By Michael E. Miller
By Allie Conti
By Keegan Hamilton and Francisco Alvarado
By Jake Rossen
By Allie Conti
By Kyle Swenson
By Chris Joseph
By Michael E. Miller
By 2003, Cobra had realized that hunting criminals was his true calling. He filed for bankruptcy, dissolved Hi-Rise Repair, and devoted himself full-time to private investigations. It was a feast-or-famine profession, but he was willing to roll the dice. And he earned a reputation for fearlessness.
"There aren't that many good people in the business, because you would starve if you didn't produce," Dicker says. "He's good at what he does; he's made a lot of connections."
"He is a relentless investigator, that's for sure," says Jeff Poole, a Broward County sheriff's deputy and friend of Cobra's. "He's after you, you're almost guaranteed to get caught."
Millman says Cobra's aggressiveness is an asset, especially when it's time to knock on a fugitive's door. "You think he's just full of crap," Millman adds. "But if you see him on the streets... he's the best of the best."
Of course, Cobra's also been accused of stepping over the line. Six years ago, he and Tank flew to Wisconsin to retrieve a fugitive couple who had skipped out on a Florida bond. In a federal lawsuit, they were accused of illegally transporting the fugitives across state lines. (The lawsuit was eventually settled out of court.)
Then there's the toll his job has taken on his personal life. In the late '90s, Cobra finally told his wife of 24 years about his secret life. By 2006, they divorced. Now she and his children live in Tallahassee, and child support bills take a big bite out of his monthly expenses.
Some days, Cobra is left feeling that he must prove to his family that his profession is a righteous one, not just some overgrown game of Rambo.

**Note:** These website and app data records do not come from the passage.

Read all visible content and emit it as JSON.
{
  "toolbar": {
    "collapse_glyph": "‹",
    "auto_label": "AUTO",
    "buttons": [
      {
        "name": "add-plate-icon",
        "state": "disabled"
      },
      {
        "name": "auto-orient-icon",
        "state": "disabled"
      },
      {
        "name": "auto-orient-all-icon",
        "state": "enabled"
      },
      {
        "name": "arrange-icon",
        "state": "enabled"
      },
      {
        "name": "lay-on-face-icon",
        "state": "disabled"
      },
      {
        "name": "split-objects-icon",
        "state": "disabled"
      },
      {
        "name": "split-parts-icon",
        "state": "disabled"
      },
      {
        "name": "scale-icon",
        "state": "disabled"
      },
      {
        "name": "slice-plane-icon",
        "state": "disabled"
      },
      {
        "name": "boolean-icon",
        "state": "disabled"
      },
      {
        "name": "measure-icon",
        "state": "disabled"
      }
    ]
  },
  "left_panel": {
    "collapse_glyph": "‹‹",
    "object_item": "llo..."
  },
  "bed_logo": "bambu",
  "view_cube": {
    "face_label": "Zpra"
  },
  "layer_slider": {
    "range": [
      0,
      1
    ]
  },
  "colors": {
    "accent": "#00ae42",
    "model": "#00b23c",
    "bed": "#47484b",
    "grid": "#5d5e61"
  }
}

He once took his mother with him on a job, just to prove to her that he was on the right side of the law.
On February 10, the 17-year-old who was babysitting Haleigh Cummings called police to say the child had disappeared from her bedroom the night before. Camera crews immediately descended on Satsuma, a rural town north of Ocala National Forest. Shortly after, a woman who advocates for missing children asked Cobra to investigate. Cobra left Fort Lauderdale for Satsuma on March 10, telling his girlfriend he would be gone for two days. He stayed nearly a month.
He says he spent 21 hours a day interviewing a colorful assortment of locals — many of them seemingly drug-addled and with the "I.Q. of a rock," Cobra says. The characters he encountered sounded ripped from the pages of pulp fiction: Mr. Snodgrass, Mrs. Lookadoo, someone named Nay-Nay. "It's a turmoil of shit up there," Cobra said. After combing the swamps and woods, he'd come back to his hotel room by 1 a.m. to catch CNN's Nancy Grace giving her latest spin on the story, then head out again by 4 a.m.
As usual, Cobra also brought camera crews with him. He invited Art Harris, an independent journalist from Atlanta who was working on a documentary about missing children, to shadow him in his search for Haleigh.
But this Hollywood-style investigation didn't impress Putnam County's law enforcement community. They thought Cobra was violent and resented him for sticking his nose in a case so far from his home base, Cobra says. Nor did the local bondsmen appreciate the out-of-town competition as Cobra interviewed people involved with drugs in the area and pulled the files of sexual predators — "diddlers," as he calls them. Cobra calls his detractors "jealous haters."
Lt. Johnny Greenwood of the Putnam Sheriff's Office characterizes Cobra's work more diplomatically. "He got relatively decent information while he was here, but he didn't get anything that was new," Greenwood says. "A lot of stuff he was doing just brought unneeded media attention."
Yet Cobra had a cheerleader in Haleigh's great-grandmother, Ruby Kanger, who signed a contract with Cobra to have him keep working on the case. Not for much money — she says she might have paid him five bucks and gave him $20 to get lunch. But she appreciated Cobra's dogged determination. "I think he's like us. He didn't want to leave any stone unturned," she says by phone. Kanger says Cobra has provided her with details that police never shared. "The police have been very tight-lipped... This case has just about killed us because we don't know anything."
Cobra started hearing talk about Daniel Snodgrass, a lean, gray-haired 55-year-old who had been arrested for capital sexual battery two years earlier, accused of sexually abusing a 9-year-old girl who came to him for unicycle lessons. Snodgrass had been out on a $70,000 bond since April 2008 and wore an ankle bracelet with a GPS tracking device.
Soon after Cobra arrived in Satsuma in March, he heard that Snodgrass had been trying to give away his furniture and sell his boat. He'd also been hanging around an office Haleigh's family set up to collect donations to aid in the search. Cobra wondered if Snodgrass might be planning to skip town and had a nagging feeling the man might be a suspect in Haleigh's case. "I just needed to rule him in, rule him out," Cobra says now.